The BBC News site has published a series of thorough maps showing the state of the world as far as outbreaks and spread of the H5N1 virus goes. It's a couple of weeks out of date, but it's the most detailed we've come across so far.
The text which goes with these maps and chart from BBC News :
Much of the globe has now been hit by the lethal strain of bird flu that is fast becoming a major avian killer around the world.
Millions of birds have died or been destroyed as a result of outbreaks in dozens of countries since the H5N1 strain emerged in South-East Asia in 2003, before spreading to Europe and Africa.
The number of cases among humans is also rising - by the end of 2006 the number of human deaths from the disease had more than doubled in a year, with a noticeably higher mortality rate of almost 60%.
And by the following spring, the 300th human case was confirmed.

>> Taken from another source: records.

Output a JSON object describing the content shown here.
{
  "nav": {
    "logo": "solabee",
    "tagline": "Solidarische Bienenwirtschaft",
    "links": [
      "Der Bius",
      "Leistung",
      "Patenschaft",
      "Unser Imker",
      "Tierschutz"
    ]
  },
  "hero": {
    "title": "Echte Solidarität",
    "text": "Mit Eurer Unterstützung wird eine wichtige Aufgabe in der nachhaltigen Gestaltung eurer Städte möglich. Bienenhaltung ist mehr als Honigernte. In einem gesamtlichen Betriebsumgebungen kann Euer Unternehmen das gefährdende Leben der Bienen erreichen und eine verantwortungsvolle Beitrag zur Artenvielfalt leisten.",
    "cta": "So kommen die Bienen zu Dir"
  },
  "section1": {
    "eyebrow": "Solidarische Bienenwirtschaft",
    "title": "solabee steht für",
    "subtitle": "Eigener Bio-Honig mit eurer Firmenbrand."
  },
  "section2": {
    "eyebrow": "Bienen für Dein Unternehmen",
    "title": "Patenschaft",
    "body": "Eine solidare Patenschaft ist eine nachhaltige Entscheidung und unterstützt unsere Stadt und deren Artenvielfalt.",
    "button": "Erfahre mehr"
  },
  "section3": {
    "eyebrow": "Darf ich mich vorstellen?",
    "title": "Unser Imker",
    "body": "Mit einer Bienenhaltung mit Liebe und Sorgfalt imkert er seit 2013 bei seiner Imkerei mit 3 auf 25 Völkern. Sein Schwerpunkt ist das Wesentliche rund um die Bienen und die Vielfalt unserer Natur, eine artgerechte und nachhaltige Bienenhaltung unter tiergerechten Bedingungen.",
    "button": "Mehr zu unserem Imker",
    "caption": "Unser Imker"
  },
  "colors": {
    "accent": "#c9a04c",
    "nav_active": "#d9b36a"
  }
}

The first human deaths from H5N1 outside Asia, in January 2006, heightened concern about the spread of the disease, but the World Health Organization pointed out that the deaths, in Turkey, were among people who had been in close contact with infected birds, and were not passed from human to human.
And although a cluster of deaths in Indonesia in May sparked renewed fears about transmission between humans, the WHO maintains there is no evidence of sustained spread from person to person, and scientists do not believe it is mutating into a version that spreads more easily among humans.
In June 2007 Indonesia became the first country to have 100 confirmed cases of H5N1 among humans.
The main concern is that each new human case increases the chances of the feared "human" mutation.
The first outbreaks in the European Union were recorded in January 2006 when cases were confirmed in wild swans in Italy, Greece, Germany and Austria.
Within weeks, cases were confirmed in Slovenia, Slovakia, Hungary, and France, where mass vaccination of ducks and geese on farms was carried out.
At the end of February, the first case involving a cat in Europe was discovered on the German island where a number of wild birds died from the disease earlier in the month.
And in mid-March, human deaths were confirmed in Azerbaijan, where what is believed to be the first canine case was also diagnosed, in a stray dog.
The first case in the UK was confirmed on 6 April, 2006, in a swan found dead on the eastern coast of Scotland.